    • give you nutritional counseling
    • review what you can expect during and after the surgery, and what risks and complications may result from the operation
    • review what medication you will need to take or stop taking before surgery
    • give you advice on how to quit smoking at least a few weeks before your surgery

    You must take some important steps before your surgery is scheduled. For example, do not take any medications that affect blood clotting. Examples include:

    • ibuprofen (Motrin, Advil)
    • aspirin products
    • vitamin E
    • warfarin (Coumadin)
    • ticlopidine(Ticlid)
    • clopidogrel (Plavix)

    Do not smoke cigarettes for at least four weeks before your operation. You may be tested the day of your operation to make sure you haven’t been smoking. If you have, your operation may be cancelled.

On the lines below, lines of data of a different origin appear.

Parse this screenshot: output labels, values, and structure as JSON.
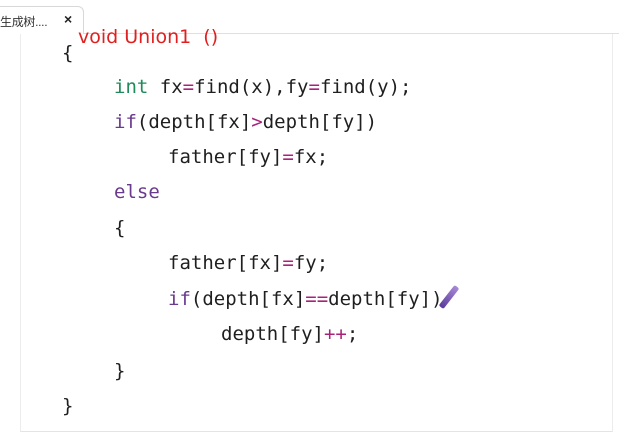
{
  "tab": {
    "label": "生成树....",
    "close": "×"
  },
  "annotation": "void Union1  ()",
  "code": {
    "l1": "{",
    "l2": {
      "type": "int",
      "rest": " fx",
      "eq1": "=",
      "call1": "find(x),fy",
      "eq2": "=",
      "call2": "find(y);"
    },
    "l3": {
      "kw": "if",
      "a": "(depth[fx]",
      "op": ">",
      "b": "depth[fy])"
    },
    "l4": {
      "a": "father[fy]",
      "op": "=",
      "b": "fx;"
    },
    "l5": {
      "kw": "else"
    },
    "l6": "{",
    "l7": {
      "a": "father[fx]",
      "op": "=",
      "b": "fy;"
    },
    "l8": {
      "kw": "if",
      "a": "(depth[fx]",
      "op": "==",
      "b": "depth[fy])"
    },
    "l9": {
      "a": "depth[fy]",
      "op": "++",
      "b": ";"
    },
    "l10": "}",
    "l11": "}"
  },
  "colors": {
    "keyword": "#6a3a8c",
    "type": "#1f8a5a",
    "operator": "#a8227a",
    "annotation": "#e02020"
  }
}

    Walk between two and three miles a day to get yourself in the best shape possible.

    The Day of Surgery

    Do not eat or drink anything after midnight the night before your surgery. Take any medication your healthcare provider instructed you to take with a small sip ofwater only.

    This surgery is performed under general anesthesia. This means you will be asleep during surgery. The anesthesiologist may ask you about your medical history to be sure you haven’t had a reaction to anesthesia in the past.

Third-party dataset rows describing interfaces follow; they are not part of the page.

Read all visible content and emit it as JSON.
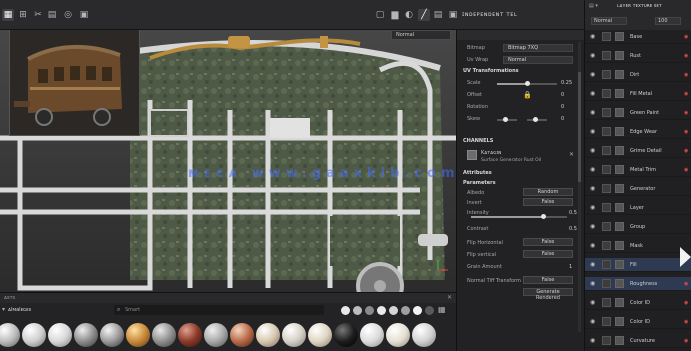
{
  "toolbar": {
    "title": "ɪɴᴅᴇᴘᴇɴᴅᴇɴᴛ ᴛᴇʟ",
    "icons": [
      "layers-icon",
      "grid-icon",
      "scissors-icon",
      "ruler-icon",
      "target-icon",
      "camera-icon",
      "gear-icon",
      "window-icon",
      "render-icon",
      "paint-icon",
      "brush-icon"
    ]
  },
  "viewport": {
    "dropdown_label": "Normal",
    "watermark": "ᴍᴇᴄᴀ www.gaaxkib.com"
  },
  "shelf": {
    "title": "ᴀsᴛs",
    "tab_label": "ᴀlᴍalᴇɢᴇs",
    "search_placeholder": "Smart",
    "colors": {
      "accent": "#3d6fd6",
      "background": "#232325"
    }
  },
  "properties": {
    "fields": [
      {
        "label": "Bitmap",
        "value": "Bitmap 7XQ"
      },
      {
        "label": "Uv Wrap",
        "value": "Normal"
      }
    ],
    "section_uv": "UV Transformations",
    "uv_rows": [
      {
        "label": "Scale",
        "value": "0.25"
      },
      {
        "label": "Offset",
        "value": "0"
      },
      {
        "label": "Rotation",
        "value": "0"
      },
      {
        "label": "Skew",
        "value": "0"
      }
    ],
    "section_channels": "CHANNELS",
    "material_name": "Kᴀᴛᴀɢɪɴ",
    "material_desc": "Surface Generator Rust Oil",
    "section_attributes": "Attributes",
    "section_parameters": "Parameters",
    "param_rows": [
      {
        "label": "Albedo",
        "value": "Random"
      },
      {
        "label": "Invert",
        "value": "False"
      },
      {
        "label": "Intensity",
        "value": "0.5"
      },
      {
        "label": "Contrast",
        "value": "0.5"
      },
      {
        "label": "Flip Horizontal",
        "value": "False"
      },
      {
        "label": "Flip vertical",
        "value": "False"
      },
      {
        "label": "Grain Amount",
        "value": "1"
      },
      {
        "label": "Normal Tiff Transform",
        "value": "False"
      }
    ],
    "bottom_button": "Generate Rendered",
    "progress": {
      "scale": 0.5,
      "intensity": 0.75
    }
  },
  "layers": {
    "header": "ʟᴀʏᴇʀ ᴛᴇxᴛᴜʀᴇ sᴇᴛ",
    "blend_mode": "Normal",
    "opacity": "100",
    "items": [
      {
        "name": "Base",
        "badge": "◉"
      },
      {
        "name": "Rust",
        "badge": "◉"
      },
      {
        "name": "Dirt",
        "badge": "◉"
      },
      {
        "name": "Fill Metal",
        "badge": "◉"
      },
      {
        "name": "Green Paint",
        "badge": "◉"
      },
      {
        "name": "Edge Wear",
        "badge": "◉"
      },
      {
        "name": "Grime Detail",
        "badge": "◉"
      },
      {
        "name": "Metal Trim",
        "badge": "◉"
      },
      {
        "name": "Generator",
        "badge": ""
      },
      {
        "name": "Layer",
        "badge": ""
      },
      {
        "name": "Group",
        "badge": ""
      },
      {
        "name": "Mask",
        "badge": ""
      },
      {
        "name": "Fill",
        "badge": ""
      },
      {
        "name": "Roughness",
        "badge": "◉"
      },
      {
        "name": "Color ID",
        "badge": "◉"
      },
      {
        "name": "Color ID",
        "badge": "◉"
      },
      {
        "name": "Curvature",
        "badge": "◉"
      }
    ]
  }
}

    What to Expect After the Surgery

    You will wake up after the operation attached to a number of tubes and catheters that help monitor your condition. These may include:

    • nasogastric tube—through your nose and into your stomach, to help remove fluids for about three days
    • feeding jejunostomy tube—in your small intestine, to provide nutrition during your hospital stay and until you can eat on your own
    • chest tube—to help drain fluids that often form in the chest after surgery
    • epidural catheter—in the space around your spine, to deliver pain medication when you need it
    • Foley catheter—in your bladder, to monitor your urine for about three days after surgery

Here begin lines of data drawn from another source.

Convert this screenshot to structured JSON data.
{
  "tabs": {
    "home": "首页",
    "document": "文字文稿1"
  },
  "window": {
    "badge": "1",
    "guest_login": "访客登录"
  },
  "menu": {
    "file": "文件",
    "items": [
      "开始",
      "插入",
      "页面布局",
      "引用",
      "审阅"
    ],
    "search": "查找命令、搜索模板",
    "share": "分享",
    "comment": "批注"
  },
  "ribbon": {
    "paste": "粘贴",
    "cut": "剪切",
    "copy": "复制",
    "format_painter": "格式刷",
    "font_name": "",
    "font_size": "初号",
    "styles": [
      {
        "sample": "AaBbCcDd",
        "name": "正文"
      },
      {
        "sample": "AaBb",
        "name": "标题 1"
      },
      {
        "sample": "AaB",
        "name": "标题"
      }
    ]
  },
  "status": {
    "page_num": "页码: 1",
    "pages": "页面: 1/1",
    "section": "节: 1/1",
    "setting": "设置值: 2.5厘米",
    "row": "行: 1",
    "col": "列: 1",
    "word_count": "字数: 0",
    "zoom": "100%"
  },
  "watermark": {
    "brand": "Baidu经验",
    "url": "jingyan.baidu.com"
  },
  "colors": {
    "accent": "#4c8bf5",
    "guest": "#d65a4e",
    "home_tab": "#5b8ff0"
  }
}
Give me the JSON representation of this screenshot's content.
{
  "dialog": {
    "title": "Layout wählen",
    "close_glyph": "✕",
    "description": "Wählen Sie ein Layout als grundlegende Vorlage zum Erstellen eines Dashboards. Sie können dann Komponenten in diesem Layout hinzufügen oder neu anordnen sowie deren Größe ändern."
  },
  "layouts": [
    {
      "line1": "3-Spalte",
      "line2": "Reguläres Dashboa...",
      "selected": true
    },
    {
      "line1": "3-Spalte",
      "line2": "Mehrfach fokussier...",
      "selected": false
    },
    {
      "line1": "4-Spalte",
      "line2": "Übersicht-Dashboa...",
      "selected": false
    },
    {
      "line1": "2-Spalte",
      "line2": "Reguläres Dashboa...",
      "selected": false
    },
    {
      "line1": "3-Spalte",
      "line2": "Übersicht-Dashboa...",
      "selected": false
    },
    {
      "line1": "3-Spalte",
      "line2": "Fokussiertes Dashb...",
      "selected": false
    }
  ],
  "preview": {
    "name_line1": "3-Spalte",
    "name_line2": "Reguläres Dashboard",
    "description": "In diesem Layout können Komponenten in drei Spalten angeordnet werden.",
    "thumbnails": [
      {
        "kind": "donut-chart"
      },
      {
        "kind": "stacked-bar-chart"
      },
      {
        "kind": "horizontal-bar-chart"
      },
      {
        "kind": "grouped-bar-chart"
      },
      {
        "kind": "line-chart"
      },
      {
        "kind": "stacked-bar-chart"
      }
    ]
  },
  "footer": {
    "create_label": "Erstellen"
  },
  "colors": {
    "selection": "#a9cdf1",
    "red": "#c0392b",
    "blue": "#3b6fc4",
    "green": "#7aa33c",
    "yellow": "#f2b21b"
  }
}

    Patients usually stay in the hospital between one and two weeks following the procedure. There will be a scar where the incisions were made.

    Risks and Complications Associated with the Surgery

    As with any surgery, possible risks include:

    • bleeding
    • blood clots in the legs that may travel to the lungs
    • infection
    • a bad reaction to anesthesia
    • leakage and breathing problems
    • heart attack or stroke during surgery

    Complications specific to an open esophagectomy include less common risks of:

    • lung complications (especially pneumonia)
    • severe infection in the chest
    • injury to the stomach, intestines, lungs, or other organs during surgery
    • leakage from your esophagus or stomach where the surgeon joined them together
    • narrowing of the connection between your stomach and esophagus

    Life After an Open Esophagectomy

    An open esophagectomy can have good results and can lead to a good quality of life in the long term. Rates of death following surgery (mortality) have decreased over the past two decades. Today, the best centers in the United States and Europe report mortality rates of between one and two percent following an open esophagectomy.

    Return to Normal

    You can usually return to normal activities about three weeks after surgery. You may be back to your regular diet after a month. However, the reduced size of your stomach will limit how much you can eat. Therefore, you will need to eat smaller amounts.

    Dumping Syndrome

    Your ability to digest fats and sugars will change. This can lead to something called dumping syndrome—cramping and diarrhea as your bowels try to get rid of food it no longer recognizes.

    A dietician can help you work out your meal options to control the symptoms of dumping syndrome.

    Your diet may be the hardest part to adjust to after your surgery, and you may lose weight. However, most patients adjust to the changes in their body and new diet about four to six months after the surgery.